▶ _EXERCISE DETAILS_: Show only those lines of the entries where the string "with" is found.

::: STORED DATA

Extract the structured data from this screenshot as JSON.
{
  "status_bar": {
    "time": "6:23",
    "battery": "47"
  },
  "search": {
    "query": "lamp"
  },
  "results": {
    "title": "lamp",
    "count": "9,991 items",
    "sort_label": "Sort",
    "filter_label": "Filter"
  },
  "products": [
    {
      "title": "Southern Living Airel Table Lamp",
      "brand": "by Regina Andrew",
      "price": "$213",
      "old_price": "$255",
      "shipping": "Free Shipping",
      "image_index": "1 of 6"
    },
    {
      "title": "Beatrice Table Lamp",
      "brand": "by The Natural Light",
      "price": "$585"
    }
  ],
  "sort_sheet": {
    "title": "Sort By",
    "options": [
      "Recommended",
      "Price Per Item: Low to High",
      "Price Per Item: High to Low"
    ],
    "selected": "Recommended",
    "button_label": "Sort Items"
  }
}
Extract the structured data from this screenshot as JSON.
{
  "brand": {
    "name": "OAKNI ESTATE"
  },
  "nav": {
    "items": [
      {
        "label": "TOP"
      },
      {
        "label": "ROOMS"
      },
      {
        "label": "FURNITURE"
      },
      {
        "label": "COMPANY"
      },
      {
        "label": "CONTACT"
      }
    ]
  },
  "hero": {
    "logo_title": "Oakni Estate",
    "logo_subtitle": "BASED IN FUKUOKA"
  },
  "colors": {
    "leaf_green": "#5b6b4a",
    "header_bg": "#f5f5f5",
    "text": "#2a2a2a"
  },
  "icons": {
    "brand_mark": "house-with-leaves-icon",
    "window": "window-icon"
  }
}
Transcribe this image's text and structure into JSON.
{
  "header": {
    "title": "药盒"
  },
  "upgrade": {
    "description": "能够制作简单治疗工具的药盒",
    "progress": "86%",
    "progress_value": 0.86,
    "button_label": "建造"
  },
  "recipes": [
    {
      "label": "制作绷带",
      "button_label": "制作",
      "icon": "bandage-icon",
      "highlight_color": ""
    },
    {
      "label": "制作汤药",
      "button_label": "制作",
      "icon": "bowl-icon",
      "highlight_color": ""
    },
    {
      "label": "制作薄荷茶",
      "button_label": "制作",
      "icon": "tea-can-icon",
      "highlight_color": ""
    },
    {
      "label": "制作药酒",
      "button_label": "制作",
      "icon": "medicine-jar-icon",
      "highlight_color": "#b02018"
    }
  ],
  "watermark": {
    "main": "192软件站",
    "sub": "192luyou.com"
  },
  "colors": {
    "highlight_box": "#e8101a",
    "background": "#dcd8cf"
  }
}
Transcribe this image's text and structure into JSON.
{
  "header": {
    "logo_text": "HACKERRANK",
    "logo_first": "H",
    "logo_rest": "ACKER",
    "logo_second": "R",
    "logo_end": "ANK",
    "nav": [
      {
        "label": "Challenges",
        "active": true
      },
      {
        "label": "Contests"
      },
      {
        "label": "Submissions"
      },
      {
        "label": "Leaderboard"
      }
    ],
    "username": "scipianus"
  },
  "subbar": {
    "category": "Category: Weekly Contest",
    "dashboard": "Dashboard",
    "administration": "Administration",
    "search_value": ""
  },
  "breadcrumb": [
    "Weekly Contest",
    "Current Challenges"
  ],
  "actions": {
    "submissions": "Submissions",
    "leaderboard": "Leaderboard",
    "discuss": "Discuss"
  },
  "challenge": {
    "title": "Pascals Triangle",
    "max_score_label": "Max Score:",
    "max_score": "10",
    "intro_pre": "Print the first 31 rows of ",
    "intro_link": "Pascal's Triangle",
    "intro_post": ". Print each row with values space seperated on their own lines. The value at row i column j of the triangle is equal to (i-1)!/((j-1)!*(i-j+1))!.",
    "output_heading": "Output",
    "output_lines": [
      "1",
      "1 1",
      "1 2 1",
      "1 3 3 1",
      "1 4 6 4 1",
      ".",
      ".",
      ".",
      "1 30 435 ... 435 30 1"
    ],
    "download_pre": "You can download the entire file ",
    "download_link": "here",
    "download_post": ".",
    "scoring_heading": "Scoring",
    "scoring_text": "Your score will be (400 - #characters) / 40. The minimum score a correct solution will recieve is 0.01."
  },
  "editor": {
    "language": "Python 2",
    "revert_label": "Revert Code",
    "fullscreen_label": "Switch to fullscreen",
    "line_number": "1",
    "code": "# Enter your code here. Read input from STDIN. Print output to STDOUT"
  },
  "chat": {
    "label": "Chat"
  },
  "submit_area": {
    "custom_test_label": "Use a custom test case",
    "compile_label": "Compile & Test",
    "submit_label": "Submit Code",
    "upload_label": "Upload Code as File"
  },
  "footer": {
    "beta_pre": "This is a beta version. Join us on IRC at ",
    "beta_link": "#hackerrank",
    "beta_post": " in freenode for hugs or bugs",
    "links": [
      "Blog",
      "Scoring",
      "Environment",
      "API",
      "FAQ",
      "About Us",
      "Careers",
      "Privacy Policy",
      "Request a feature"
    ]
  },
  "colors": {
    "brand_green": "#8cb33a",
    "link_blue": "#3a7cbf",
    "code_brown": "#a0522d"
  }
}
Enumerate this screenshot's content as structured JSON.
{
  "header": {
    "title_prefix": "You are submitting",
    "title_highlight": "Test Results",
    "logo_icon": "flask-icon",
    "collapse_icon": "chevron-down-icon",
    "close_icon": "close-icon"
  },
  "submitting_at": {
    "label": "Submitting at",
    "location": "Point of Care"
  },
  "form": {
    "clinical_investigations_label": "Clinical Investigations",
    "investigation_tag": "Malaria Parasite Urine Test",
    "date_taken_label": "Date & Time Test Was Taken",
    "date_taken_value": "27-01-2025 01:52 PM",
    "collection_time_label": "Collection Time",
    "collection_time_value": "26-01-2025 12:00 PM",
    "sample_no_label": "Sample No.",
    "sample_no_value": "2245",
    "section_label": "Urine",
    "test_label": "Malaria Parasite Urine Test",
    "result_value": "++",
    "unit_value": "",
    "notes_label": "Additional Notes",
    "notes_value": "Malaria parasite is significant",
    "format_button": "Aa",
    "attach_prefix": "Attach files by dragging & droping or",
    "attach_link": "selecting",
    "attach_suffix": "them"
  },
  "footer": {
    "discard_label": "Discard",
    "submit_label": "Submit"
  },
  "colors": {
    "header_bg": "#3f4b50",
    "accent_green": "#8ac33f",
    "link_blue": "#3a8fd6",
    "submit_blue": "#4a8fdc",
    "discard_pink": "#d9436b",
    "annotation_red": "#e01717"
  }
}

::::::

▶ _ANSWER_:
    "brand_mark": "house-with-leaves-icon",
    "intro_post": ". Print each row with values space seperated on their own lines. The value at row i column j of the triangle is equal to (i-1)!/((j-1)!*(i-j+1))!.",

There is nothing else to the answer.